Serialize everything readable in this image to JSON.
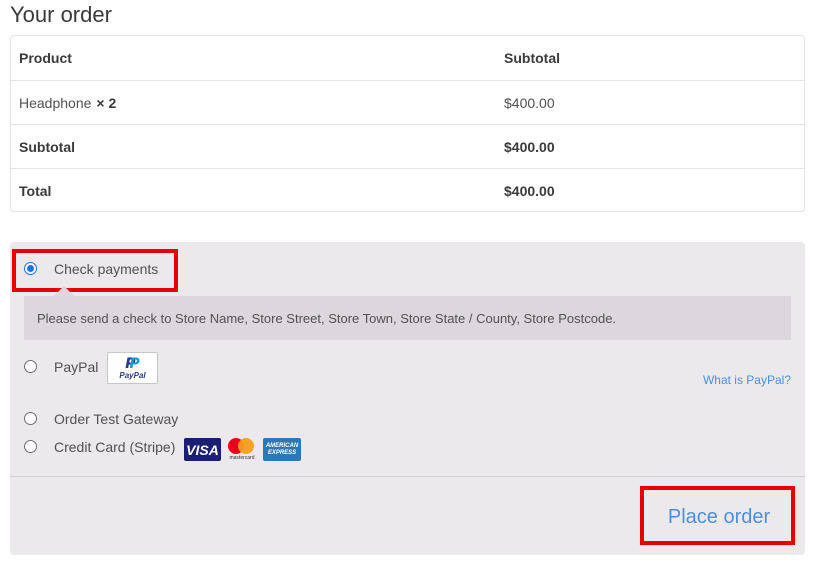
{
  "heading": "Your order",
  "order_table": {
    "headers": {
      "product": "Product",
      "subtotal": "Subtotal"
    },
    "item": {
      "name": "Headphone",
      "qty": "× 2",
      "price": "$400.00"
    },
    "subtotal": {
      "label": "Subtotal",
      "value": "$400.00"
    },
    "total": {
      "label": "Total",
      "value": "$400.00"
    }
  },
  "payment": {
    "methods": [
      {
        "label": "Check payments",
        "selected": true
      },
      {
        "label": "PayPal",
        "selected": false
      },
      {
        "label": "Order Test Gateway",
        "selected": false
      },
      {
        "label": "Credit Card (Stripe)",
        "selected": false
      }
    ],
    "check_description": "Please send a check to Store Name, Store Street, Store Town, Store State / County, Store Postcode.",
    "paypal_badge_text": "PayPal",
    "what_is_paypal": "What is PayPal?",
    "cards": {
      "visa": "VISA",
      "mastercard": "mastercard",
      "amex_line1": "AMERICAN",
      "amex_line2": "EXPRESS"
    },
    "icons": [
      "paypal-logo-icon",
      "visa-card-icon",
      "mastercard-icon",
      "amex-card-icon"
    ]
  },
  "place_order_label": "Place order",
  "colors": {
    "accent": "#4a90e2",
    "highlight": "#e60000",
    "payment_bg": "#ebe9eb"
  }
}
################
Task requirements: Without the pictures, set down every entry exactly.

Exercise result:
Serialize everything readable in this image to JSON.
{
  "heading": "Your order",
  "order_table": {
    "headers": {
      "product": "Product",
      "subtotal": "Subtotal"
    },
    "item": {
      "name": "Headphone",
      "qty": "× 2",
      "price": "$400.00"
    },
    "subtotal": {
      "label": "Subtotal",
      "value": "$400.00"
    },
    "total": {
      "label": "Total",
      "value": "$400.00"
    }
  },
  "payment": {
    "methods": [
      {
        "label": "Check payments",
        "selected": true
      },
      {
        "label": "PayPal",
        "selected": false
      },
      {
        "label": "Order Test Gateway",
        "selected": false
      },
      {
        "label": "Credit Card (Stripe)",
        "selected": false
      }
    ],
    "check_description": "Please send a check to Store Name, Store Street, Store Town, Store State / County, Store Postcode.",
    "paypal_badge_text": "PayPal",
    "what_is_paypal": "What is PayPal?",
    "cards": {
      "visa": "VISA",
      "mastercard": "mastercard",
      "amex_line1": "AMERICAN",
      "amex_line2": "EXPRESS"
    },
    "icons": [
      "paypal-logo-icon",
      "visa-card-icon",
      "mastercard-icon",
      "amex-card-icon"
    ]
  },
  "place_order_label": "Place order",
  "colors": {
    "accent": "#4a90e2",
    "highlight": "#e60000",
    "payment_bg": "#ebe9eb"
  }
}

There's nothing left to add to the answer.